═════ Task input ═════

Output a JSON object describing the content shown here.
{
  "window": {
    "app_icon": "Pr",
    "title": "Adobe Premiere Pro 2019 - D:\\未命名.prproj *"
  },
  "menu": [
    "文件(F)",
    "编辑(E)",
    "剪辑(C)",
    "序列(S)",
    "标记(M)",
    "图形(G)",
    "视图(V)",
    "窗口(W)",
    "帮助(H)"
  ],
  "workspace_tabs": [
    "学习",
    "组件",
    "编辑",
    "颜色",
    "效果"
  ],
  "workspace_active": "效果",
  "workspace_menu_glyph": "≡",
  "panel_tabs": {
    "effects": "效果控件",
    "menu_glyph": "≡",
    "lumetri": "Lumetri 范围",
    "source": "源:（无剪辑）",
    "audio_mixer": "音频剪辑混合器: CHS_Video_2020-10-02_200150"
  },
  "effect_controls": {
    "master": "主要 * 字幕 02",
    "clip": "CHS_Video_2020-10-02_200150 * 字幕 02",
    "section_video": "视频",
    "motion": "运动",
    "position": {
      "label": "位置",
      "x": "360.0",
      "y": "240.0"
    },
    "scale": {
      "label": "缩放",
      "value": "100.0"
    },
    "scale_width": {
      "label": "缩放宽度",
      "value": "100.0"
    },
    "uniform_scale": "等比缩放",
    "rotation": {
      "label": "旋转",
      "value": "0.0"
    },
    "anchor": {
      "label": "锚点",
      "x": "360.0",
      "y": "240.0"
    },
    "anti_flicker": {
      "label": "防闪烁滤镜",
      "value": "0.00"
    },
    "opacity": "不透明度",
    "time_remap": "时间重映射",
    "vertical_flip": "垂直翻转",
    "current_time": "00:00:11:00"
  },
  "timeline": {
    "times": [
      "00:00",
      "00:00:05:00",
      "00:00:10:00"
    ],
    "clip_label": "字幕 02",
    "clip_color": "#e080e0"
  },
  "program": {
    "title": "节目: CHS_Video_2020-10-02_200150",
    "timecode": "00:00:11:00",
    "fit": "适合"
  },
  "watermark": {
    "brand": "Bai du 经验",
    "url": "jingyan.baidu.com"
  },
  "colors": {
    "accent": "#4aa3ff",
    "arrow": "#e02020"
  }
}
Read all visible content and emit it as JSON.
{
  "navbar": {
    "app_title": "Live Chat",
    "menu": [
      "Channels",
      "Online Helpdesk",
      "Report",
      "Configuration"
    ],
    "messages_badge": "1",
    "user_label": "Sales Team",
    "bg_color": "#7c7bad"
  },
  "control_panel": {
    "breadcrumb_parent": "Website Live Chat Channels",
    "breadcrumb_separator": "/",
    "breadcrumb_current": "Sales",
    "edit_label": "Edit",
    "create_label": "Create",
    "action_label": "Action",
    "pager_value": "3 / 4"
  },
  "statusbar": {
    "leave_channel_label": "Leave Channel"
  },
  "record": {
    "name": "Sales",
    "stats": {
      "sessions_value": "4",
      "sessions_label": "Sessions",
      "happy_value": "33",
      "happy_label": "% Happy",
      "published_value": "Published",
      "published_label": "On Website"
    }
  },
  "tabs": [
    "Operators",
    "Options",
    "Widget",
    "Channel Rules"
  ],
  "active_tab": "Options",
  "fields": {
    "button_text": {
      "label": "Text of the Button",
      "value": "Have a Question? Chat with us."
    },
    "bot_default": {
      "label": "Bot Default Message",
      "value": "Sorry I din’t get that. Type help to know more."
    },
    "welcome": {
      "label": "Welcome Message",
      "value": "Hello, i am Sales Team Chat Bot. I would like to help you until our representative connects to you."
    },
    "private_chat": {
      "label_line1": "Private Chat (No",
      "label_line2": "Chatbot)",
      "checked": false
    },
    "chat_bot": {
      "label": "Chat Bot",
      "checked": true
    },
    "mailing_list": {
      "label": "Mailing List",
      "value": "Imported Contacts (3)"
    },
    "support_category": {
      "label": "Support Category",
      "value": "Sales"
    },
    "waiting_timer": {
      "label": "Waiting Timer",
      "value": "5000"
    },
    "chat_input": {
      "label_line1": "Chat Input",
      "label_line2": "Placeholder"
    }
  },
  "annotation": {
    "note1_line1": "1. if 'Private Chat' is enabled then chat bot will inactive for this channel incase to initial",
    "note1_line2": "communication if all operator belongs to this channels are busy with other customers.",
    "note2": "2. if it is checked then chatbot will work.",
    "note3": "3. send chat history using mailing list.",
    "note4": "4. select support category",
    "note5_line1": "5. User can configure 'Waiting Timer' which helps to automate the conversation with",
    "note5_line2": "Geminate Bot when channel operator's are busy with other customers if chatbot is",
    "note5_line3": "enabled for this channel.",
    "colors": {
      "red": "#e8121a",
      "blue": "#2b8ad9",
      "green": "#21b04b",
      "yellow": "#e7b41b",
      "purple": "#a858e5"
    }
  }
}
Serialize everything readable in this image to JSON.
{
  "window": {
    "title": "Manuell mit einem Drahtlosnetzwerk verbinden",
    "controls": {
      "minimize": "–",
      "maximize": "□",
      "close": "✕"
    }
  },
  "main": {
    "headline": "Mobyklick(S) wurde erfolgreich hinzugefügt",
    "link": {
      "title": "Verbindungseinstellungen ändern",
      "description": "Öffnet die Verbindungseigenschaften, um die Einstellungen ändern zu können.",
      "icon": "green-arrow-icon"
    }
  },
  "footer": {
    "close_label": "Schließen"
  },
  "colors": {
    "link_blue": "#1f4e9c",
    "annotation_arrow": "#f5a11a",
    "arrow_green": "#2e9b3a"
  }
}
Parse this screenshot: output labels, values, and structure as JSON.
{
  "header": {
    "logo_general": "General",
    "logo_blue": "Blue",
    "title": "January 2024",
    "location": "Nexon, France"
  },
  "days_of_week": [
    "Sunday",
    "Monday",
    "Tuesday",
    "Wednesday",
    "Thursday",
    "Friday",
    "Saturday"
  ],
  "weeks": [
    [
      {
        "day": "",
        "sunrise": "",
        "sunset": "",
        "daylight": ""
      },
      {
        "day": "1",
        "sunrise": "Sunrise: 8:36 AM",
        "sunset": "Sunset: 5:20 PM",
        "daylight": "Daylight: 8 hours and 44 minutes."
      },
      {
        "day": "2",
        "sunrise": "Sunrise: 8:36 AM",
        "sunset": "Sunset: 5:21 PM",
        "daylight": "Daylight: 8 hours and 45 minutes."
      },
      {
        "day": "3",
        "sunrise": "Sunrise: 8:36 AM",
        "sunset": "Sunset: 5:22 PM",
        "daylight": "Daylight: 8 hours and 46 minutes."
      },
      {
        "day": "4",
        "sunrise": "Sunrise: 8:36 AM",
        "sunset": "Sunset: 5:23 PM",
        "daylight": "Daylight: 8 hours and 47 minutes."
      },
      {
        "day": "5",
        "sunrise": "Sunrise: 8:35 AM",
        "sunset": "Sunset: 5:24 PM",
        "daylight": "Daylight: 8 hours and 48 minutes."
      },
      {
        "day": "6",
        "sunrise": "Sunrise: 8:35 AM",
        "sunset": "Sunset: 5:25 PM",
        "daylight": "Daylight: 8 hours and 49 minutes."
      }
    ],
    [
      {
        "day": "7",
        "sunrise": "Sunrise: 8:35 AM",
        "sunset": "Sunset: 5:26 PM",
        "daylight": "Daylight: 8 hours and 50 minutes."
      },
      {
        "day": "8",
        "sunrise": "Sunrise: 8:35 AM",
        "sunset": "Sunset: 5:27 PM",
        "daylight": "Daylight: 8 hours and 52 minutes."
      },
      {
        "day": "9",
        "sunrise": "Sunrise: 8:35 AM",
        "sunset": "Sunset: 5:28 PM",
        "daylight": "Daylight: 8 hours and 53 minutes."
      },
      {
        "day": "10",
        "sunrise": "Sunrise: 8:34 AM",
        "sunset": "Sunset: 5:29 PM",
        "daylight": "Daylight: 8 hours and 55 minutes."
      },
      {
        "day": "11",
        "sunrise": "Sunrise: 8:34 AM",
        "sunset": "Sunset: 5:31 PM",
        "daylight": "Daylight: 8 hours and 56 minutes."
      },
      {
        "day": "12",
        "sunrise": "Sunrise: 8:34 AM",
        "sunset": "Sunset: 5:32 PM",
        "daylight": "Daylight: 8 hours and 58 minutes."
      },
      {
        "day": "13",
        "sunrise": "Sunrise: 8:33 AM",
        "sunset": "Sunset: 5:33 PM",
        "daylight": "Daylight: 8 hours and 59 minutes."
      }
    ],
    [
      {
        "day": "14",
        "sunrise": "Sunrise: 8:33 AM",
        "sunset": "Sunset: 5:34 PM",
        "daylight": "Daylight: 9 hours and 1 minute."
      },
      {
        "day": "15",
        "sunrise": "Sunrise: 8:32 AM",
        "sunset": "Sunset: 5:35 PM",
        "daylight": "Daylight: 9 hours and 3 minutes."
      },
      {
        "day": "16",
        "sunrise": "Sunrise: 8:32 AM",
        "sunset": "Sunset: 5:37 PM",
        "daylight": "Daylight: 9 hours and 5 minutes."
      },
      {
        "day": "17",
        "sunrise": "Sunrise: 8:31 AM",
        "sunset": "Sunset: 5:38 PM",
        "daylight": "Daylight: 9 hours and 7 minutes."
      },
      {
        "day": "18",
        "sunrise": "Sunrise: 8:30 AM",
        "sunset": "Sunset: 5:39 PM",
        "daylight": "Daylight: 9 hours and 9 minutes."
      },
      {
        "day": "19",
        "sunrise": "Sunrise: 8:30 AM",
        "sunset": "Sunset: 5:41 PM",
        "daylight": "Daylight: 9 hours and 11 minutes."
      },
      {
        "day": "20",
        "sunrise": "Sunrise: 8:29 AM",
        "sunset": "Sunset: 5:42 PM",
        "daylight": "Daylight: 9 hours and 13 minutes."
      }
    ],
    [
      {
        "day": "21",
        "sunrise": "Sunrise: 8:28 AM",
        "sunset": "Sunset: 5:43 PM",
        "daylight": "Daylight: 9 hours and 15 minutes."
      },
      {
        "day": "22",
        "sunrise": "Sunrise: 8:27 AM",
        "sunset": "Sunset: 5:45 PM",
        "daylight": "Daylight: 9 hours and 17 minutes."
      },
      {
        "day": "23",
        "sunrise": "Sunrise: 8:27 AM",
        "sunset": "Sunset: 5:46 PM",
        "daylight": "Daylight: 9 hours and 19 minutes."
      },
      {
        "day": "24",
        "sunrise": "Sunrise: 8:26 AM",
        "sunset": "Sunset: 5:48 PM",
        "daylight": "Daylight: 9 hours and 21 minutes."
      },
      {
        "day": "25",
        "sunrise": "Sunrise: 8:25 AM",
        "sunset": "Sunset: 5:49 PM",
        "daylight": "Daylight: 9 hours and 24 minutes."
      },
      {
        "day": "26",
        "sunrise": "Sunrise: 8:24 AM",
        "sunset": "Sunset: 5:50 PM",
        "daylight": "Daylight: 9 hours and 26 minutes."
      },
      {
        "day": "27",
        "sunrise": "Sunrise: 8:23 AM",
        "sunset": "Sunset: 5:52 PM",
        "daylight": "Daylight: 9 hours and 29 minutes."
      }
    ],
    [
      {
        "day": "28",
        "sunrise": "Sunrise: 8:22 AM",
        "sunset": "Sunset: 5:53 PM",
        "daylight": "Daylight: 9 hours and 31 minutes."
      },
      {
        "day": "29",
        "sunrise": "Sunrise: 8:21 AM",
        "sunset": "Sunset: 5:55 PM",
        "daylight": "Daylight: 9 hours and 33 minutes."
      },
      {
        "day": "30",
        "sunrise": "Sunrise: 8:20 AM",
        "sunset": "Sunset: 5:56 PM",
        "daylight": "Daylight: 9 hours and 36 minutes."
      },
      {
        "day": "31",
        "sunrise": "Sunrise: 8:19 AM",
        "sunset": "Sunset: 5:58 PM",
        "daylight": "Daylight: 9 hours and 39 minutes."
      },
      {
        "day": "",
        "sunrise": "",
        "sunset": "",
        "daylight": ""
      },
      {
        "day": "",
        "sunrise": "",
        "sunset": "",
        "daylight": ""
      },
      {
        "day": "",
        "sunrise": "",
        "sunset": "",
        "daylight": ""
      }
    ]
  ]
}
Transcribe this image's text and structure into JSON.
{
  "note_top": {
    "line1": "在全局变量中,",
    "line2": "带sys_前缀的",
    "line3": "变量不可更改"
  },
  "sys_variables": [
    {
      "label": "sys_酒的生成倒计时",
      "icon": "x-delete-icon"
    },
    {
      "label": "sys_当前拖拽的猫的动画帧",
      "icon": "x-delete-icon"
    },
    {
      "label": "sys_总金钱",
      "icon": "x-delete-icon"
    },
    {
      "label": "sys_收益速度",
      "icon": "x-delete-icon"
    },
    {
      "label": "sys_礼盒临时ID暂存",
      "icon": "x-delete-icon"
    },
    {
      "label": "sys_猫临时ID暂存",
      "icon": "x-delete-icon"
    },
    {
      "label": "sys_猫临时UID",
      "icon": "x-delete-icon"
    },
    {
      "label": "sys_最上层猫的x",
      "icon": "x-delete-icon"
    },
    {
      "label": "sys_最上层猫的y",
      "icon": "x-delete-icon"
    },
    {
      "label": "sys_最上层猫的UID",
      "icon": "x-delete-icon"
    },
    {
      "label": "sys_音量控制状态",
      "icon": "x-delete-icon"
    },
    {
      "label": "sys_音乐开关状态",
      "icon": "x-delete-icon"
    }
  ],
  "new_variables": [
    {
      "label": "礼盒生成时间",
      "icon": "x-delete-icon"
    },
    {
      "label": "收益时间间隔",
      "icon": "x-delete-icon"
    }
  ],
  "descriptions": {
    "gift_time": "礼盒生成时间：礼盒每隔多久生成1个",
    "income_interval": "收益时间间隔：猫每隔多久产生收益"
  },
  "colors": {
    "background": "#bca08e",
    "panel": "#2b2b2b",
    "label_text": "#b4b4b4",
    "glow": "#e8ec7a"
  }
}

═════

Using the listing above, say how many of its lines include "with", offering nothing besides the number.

Written solution: 4